There is no doubt that searching for the right boat and purchasing is a very difficult endevour, especially when you have no boat and you are landlocked for the summer months.  Though not unlike trying to find a home, we find this way more difficult than buying a home. This has been a learning experience, and we would like to share some of  the events that happened to us so maybe someone else can learn from our mistakes or provide a laugh or a facepalm moment for someone at our expense. :)

Here are reasons we don't have a boat right now.

  1. When we were contacted about a price drop on a boat we were very interested in, we came in a half day too late with an official offer. Another buyer had an offer in beforehand.
  2. We stuck too long with the buying process on a boat we had an agreement on, hoping all the red flags were because of a strange private seller and not the boat itself. This one mistake probably cost us our entire summer boating and may ultimately cost us our trip to the Bahamas in the Fall.
  3. We again stuck with the inspection of a boat that was obviously in poor condition in some major mechanical areas, in hopes that it might be not as bad as it looked and fixable. This mistake played a roll in us loosing the next boat.
  4. We toyed around with offers trying to determine the sellers bottom dollar, on a boat that was worth the asking price, and would have fit us and our plans perfectly, even though she had a few shortcomings. While doing this we were taking our dead time in the inspection process of the previous boat. We should have quickly dropped that previous boat and put in a good offer on this one. She would have been ours and we would have been boating right now.

In the attempted purchase of those 4 boats here are some red flags that arose and things we have learned. These are all actual things that have happened in the last 2 months

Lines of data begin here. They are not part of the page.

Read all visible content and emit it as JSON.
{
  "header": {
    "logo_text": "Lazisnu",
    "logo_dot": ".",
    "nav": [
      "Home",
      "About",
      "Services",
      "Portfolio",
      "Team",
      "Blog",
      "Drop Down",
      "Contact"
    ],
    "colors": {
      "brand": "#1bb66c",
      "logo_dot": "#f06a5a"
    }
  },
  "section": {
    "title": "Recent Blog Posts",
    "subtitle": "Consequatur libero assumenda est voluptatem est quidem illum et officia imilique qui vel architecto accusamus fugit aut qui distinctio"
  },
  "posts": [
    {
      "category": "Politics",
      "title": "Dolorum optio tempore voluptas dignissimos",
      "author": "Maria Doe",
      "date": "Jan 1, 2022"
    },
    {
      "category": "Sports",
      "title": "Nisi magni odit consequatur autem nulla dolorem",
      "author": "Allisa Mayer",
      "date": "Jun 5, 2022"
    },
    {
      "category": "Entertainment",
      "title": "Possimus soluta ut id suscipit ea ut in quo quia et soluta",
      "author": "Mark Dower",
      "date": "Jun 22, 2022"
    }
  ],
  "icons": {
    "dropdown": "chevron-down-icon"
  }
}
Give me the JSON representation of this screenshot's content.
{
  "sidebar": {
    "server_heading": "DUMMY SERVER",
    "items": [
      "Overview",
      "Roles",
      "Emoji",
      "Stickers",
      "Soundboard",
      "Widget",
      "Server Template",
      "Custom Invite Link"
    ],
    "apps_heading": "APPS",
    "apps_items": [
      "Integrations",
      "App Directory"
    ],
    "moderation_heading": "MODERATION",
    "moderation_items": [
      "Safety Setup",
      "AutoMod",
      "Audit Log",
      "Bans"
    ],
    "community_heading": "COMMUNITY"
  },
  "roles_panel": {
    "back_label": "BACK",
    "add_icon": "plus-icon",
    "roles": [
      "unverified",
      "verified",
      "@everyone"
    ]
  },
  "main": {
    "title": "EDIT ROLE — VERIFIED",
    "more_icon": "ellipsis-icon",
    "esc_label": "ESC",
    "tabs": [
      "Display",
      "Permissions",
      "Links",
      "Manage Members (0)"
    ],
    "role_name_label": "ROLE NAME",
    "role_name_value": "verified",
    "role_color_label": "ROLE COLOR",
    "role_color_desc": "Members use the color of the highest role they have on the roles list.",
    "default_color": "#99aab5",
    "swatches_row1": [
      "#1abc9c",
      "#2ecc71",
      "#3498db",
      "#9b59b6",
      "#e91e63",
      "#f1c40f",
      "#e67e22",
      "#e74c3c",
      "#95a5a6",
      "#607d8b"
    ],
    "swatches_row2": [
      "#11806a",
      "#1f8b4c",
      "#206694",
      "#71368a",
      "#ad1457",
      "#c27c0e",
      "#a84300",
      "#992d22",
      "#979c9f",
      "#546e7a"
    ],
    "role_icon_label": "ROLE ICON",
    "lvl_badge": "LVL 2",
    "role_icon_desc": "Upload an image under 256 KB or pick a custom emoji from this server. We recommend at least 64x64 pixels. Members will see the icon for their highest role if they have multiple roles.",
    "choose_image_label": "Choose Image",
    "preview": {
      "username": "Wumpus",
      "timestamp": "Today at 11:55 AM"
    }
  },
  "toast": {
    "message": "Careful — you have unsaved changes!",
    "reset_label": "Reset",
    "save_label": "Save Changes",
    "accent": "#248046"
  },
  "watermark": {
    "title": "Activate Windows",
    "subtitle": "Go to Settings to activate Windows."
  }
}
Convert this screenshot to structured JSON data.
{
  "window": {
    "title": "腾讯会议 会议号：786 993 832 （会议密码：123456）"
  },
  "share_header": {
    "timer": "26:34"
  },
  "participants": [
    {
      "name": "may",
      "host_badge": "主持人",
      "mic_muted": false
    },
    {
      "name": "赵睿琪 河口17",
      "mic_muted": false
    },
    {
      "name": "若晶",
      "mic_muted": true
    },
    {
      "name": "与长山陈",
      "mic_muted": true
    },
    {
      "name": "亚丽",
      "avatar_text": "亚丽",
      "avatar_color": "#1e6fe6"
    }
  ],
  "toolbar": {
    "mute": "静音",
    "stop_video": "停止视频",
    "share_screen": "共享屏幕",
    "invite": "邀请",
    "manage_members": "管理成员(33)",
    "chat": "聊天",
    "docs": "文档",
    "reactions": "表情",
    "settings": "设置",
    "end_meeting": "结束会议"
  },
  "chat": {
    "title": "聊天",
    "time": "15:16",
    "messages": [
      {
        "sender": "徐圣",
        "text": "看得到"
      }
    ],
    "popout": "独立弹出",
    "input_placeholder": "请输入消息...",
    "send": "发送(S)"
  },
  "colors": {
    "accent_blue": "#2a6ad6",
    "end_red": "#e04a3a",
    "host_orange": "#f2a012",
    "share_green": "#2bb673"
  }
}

  • When a seller easily comes down to a much lower price than asking, that is a red flag that there may be something wrong with the boat.
  • When the seller tells you they cannot contact the marina where the boat is stored to get the shrink-wrap taken off to facilitate a survey, nor can they get a date for the removal or subsequent splash of the boat, that is a red flag.
  • When the seller tells you that you cannot contact the marina the boat is stored at, that is a red flag.
  • When a seller splashes the boat after winter layup even though you have a hull survey scheduled in a couple of days, that is a red flag.
  • When the seller asks why you need a hull survey, and how would moisture get into the core anyway, that is a red flag.
  • When the seller then tells you that you don’t need a survey just come test drive and buy, that is a red flag.
  • When the seller tells you that they have been boating for many many years and have never once surveyed a boat they bought, that is a red flag.
  • When the seller tells you to do your own survey and sends you a web page telling you how to survey your own boat, that is a red flag.
  • When the seller thinks that a casual look at the hull by the buyer is enough to tell the condition of the hull (delamination, blisters, & moisture), that is a red flag
  • When the seller tells you that the clouds of black/blue smoke coming out of the exhaust is just vapour, that is a red flag. 
  • When the seller tells you they have booked off adequate time for the sea-trial and mechanical survey, then when you get there they cut it all very short and rush everything, that is a red flag.
  • When the seller then asks you to "sign off” on the rushed and cut short sea-trial/mechanical survey, that is a red flag.
  • When the seller unrealistically compresses the time to close the deal before you have the survey results and oil analysis results, that is a red flag.
  • When the seller tries to guilt you into closing the deal, saying they have spent so much time answering questions and they have kept the boat off the market missing selling opportunities during this process, that is a red flag.
  • When as boat is in storage and a sea-strainer is opened up and the filter lifted out showing it is full of debris and the filter is completely clogged, that is a red flag. 
  • When engine rooms and engines are covered in engine fluids, that is a red flag.
  • When little to no information is coming forward from your questions, that is a red flag. If the answers to your questions were positive then sellers and brokers will freely give it, if negative they will hold back or be vague.
  • Boats usually look worse in person than they do in pictures online. A boat better look good in the pictures if you stand a chance of liking the boat in person.

Those are some mistakes we have made. I wonder if we have learned from them? I guess we shall find out since we are planning on taking the first two weeks of July to look at boats down the East Coast as a last ditch effort to save Summer and our 2015 trip to the Bahamas. 

Know of any boats we should be looking at? Contact us or leave a comment below.